Exercise data:
[Start of section]
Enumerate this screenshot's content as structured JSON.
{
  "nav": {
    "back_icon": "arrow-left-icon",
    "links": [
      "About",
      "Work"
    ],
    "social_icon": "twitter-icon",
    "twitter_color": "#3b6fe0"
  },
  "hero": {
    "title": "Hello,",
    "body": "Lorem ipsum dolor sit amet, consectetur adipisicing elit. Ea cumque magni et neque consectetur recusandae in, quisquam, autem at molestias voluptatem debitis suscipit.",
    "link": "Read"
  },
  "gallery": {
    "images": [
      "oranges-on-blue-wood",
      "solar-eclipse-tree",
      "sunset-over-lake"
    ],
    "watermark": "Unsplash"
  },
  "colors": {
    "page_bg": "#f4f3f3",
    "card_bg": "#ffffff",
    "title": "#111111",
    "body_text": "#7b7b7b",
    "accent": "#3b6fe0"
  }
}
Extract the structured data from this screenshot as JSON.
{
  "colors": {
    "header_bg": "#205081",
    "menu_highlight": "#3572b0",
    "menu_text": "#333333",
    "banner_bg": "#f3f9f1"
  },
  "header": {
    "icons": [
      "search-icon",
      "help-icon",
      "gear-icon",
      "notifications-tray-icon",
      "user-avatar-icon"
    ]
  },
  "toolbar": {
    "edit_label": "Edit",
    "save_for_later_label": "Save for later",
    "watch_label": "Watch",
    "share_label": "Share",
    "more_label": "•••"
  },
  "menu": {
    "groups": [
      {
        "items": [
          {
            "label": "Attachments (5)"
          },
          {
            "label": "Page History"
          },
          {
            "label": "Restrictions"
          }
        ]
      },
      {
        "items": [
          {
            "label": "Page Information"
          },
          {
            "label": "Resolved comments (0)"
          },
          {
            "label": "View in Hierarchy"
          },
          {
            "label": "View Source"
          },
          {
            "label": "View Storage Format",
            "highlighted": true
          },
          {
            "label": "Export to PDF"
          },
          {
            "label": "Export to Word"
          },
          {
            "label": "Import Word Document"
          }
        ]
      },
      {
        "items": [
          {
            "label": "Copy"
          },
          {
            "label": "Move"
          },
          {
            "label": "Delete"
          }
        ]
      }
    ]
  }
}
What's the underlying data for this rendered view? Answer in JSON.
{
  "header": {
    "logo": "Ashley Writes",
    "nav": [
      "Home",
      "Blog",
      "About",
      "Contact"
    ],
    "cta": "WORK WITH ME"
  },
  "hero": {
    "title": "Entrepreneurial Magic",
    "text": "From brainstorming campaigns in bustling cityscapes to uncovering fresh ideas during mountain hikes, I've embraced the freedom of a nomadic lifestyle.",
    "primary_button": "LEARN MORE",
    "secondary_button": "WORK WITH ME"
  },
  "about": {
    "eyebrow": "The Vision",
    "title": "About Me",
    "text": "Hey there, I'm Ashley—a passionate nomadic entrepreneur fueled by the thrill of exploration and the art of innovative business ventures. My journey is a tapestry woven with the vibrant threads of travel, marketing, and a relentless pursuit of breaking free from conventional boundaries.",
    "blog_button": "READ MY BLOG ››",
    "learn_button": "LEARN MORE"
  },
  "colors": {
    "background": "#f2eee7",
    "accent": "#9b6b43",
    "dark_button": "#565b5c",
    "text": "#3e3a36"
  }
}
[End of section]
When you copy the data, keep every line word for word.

Enumerate this screenshot's content as structured JSON.
{
  "nav": {
    "back_icon": "arrow-left-icon",
    "links": [
      "About",
      "Work"
    ],
    "social_icon": "twitter-icon",
    "twitter_color": "#3b6fe0"
  },
  "hero": {
    "title": "Hello,",
    "body": "Lorem ipsum dolor sit amet, consectetur adipisicing elit. Ea cumque magni et neque consectetur recusandae in, quisquam, autem at molestias voluptatem debitis suscipit.",
    "link": "Read"
  },
  "gallery": {
    "images": [
      "oranges-on-blue-wood",
      "solar-eclipse-tree",
      "sunset-over-lake"
    ],
    "watermark": "Unsplash"
  },
  "colors": {
    "page_bg": "#f4f3f3",
    "card_bg": "#ffffff",
    "title": "#111111",
    "body_text": "#7b7b7b",
    "accent": "#3b6fe0"
  }
}
Extract the structured data from this screenshot as JSON.
{
  "colors": {
    "header_bg": "#205081",
    "menu_highlight": "#3572b0",
    "menu_text": "#333333",
    "banner_bg": "#f3f9f1"
  },
  "header": {
    "icons": [
      "search-icon",
      "help-icon",
      "gear-icon",
      "notifications-tray-icon",
      "user-avatar-icon"
    ]
  },
  "toolbar": {
    "edit_label": "Edit",
    "save_for_later_label": "Save for later",
    "watch_label": "Watch",
    "share_label": "Share",
    "more_label": "•••"
  },
  "menu": {
    "groups": [
      {
        "items": [
          {
            "label": "Attachments (5)"
          },
          {
            "label": "Page History"
          },
          {
            "label": "Restrictions"
          }
        ]
      },
      {
        "items": [
          {
            "label": "Page Information"
          },
          {
            "label": "Resolved comments (0)"
          },
          {
            "label": "View in Hierarchy"
          },
          {
            "label": "View Source"
          },
          {
            "label": "View Storage Format",
            "highlighted": true
          },
          {
            "label": "Export to PDF"
          },
          {
            "label": "Export to Word"
          },
          {
            "label": "Import Word Document"
          }
        ]
      },
      {
        "items": [
          {
            "label": "Copy"
          },
          {
            "label": "Move"
          },
          {
            "label": "Delete"
          }
        ]
      }
    ]
  }
}
What's the underlying data for this rendered view? Answer in JSON.
{
  "header": {
    "logo": "Ashley Writes",
    "nav": [
      "Home",
      "Blog",
      "About",
      "Contact"
    ],
    "cta": "WORK WITH ME"
  },
  "hero": {
    "title": "Entrepreneurial Magic",
    "text": "From brainstorming campaigns in bustling cityscapes to uncovering fresh ideas during mountain hikes, I've embraced the freedom of a nomadic lifestyle.",
    "primary_button": "LEARN MORE",
    "secondary_button": "WORK WITH ME"
  },
  "about": {
    "eyebrow": "The Vision",
    "title": "About Me",
    "text": "Hey there, I'm Ashley—a passionate nomadic entrepreneur fueled by the thrill of exploration and the art of innovative business ventures. My journey is a tapestry woven with the vibrant threads of travel, marketing, and a relentless pursuit of breaking free from conventional boundaries.",
    "blog_button": "READ MY BLOG ››",
    "learn_button": "LEARN MORE"
  },
  "colors": {
    "background": "#f2eee7",
    "accent": "#9b6b43",
    "dark_button": "#565b5c",
    "text": "#3e3a36"
  }
}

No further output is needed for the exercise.